I find myself grabbing a few of Jordan’s things and make a note to pick up some other things once I get Daddy so we can take them to Jordan. I look around the house just a bit more. Both of my grandparents toothbrushes are still in the cup on the sink in their bathroom. It is like being a part of a séance. On that note, I am off to get Daddy.
There is never a “great” time to pick someone up from the Atlanta airport. It is the busiest airport in the world. This is sometimes a good thing and then it is sometimes a traffic and people nightmare. I am already nervous to be around so many people at one time. I am finding that even just sitting in my car with the doors locked, I am a nervous wreck. I can’t even focus right. I hear a loud whistle coming from a police officer who is doing a horrible job of directing traffic. The noise alone sends me into a different zone. One I can not explain. I find myself nauseous and sweating. My head is hurting. My chest is heaving from breathing so hard. The officer is blowing his whistle again. It seems as if it is louder and he is definitely directing it towards me. My foot is still on the brake and now the cars behind me are starting to blow their horns. I can’t take it. I open the door and I throw up any and everything that is in my system.

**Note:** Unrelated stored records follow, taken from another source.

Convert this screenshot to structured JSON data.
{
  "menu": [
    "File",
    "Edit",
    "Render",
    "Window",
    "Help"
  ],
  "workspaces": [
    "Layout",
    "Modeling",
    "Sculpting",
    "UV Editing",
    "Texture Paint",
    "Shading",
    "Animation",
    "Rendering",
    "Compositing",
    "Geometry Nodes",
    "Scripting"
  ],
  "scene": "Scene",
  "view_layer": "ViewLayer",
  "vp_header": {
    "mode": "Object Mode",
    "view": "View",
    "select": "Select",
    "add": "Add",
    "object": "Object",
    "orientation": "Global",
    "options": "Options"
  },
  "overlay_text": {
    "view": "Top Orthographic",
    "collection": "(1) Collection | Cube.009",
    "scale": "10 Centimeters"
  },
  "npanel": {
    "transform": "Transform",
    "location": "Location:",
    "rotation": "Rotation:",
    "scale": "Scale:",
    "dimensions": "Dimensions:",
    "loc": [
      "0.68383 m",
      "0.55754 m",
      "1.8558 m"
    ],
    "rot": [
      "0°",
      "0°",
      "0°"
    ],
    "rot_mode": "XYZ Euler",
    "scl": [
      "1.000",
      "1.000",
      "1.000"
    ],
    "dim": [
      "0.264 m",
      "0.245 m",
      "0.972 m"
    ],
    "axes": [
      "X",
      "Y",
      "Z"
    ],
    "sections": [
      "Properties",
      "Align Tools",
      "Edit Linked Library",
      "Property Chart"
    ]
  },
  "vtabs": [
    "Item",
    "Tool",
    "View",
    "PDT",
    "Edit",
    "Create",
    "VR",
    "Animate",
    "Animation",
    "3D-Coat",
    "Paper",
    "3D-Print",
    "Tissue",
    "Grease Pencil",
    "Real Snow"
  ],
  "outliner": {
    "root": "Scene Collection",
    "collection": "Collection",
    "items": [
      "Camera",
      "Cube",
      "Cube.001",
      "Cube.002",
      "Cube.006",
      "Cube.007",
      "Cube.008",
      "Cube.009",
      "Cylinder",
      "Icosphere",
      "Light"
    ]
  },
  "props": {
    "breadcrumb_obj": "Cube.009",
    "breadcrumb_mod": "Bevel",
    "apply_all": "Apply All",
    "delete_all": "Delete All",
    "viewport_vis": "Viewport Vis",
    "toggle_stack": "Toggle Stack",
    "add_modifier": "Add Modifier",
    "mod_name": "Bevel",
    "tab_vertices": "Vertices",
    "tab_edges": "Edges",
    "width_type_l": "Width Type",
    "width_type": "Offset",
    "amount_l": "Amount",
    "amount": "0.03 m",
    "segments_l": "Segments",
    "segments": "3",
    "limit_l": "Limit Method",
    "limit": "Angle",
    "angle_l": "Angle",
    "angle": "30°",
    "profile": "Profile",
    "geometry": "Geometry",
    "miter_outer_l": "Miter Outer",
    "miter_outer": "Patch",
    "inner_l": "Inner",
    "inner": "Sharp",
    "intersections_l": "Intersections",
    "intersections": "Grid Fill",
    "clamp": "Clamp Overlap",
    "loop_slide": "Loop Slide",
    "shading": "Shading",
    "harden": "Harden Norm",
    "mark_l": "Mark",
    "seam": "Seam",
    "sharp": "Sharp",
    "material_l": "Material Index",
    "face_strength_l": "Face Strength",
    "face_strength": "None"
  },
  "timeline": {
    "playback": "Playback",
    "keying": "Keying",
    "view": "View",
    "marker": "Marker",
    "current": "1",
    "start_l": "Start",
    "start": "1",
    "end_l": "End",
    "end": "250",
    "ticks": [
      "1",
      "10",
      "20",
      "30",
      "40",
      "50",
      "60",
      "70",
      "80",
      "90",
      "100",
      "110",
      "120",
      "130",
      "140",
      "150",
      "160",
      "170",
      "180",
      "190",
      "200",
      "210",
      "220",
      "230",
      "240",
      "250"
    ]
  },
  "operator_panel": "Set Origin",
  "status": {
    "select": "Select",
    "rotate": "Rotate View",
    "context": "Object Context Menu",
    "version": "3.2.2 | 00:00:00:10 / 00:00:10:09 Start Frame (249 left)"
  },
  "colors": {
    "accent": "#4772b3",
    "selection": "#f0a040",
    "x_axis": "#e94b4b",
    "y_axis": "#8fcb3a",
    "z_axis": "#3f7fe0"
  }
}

The police officer starts to walk towards my car. I am sure to just be nosey, not that he had intentions on helping. I close the door and pull off almost hitting a group of people that are walking across the street to get to the terminal. I see the officer in my rearview approaching me at a fast pace. Fuck him! I am out. I take off again and pull up at the end of the south terminal. Luckily, Daddy is there waiting with his luggage. I pop the trunk and get into the passenger’s side of the car. My father looks at me. I tell him that I am not feeling well and I need for him to drive. He doesn’t argue and we continue our journey onto Grady.
I take some Kleenex from the back seat and I try to clean myself up a bit. Daddy seems to be more concerned about how I wasn’t able to get things straight at the hospital with Jordan. “What the hell is going on at Grady? What is wrong with Jordan?” I explain the details to him in length. You can tell by his face that he is pissed. The only response I get from him is “They really are messing with the wrong one. Don’t worry, I got this!”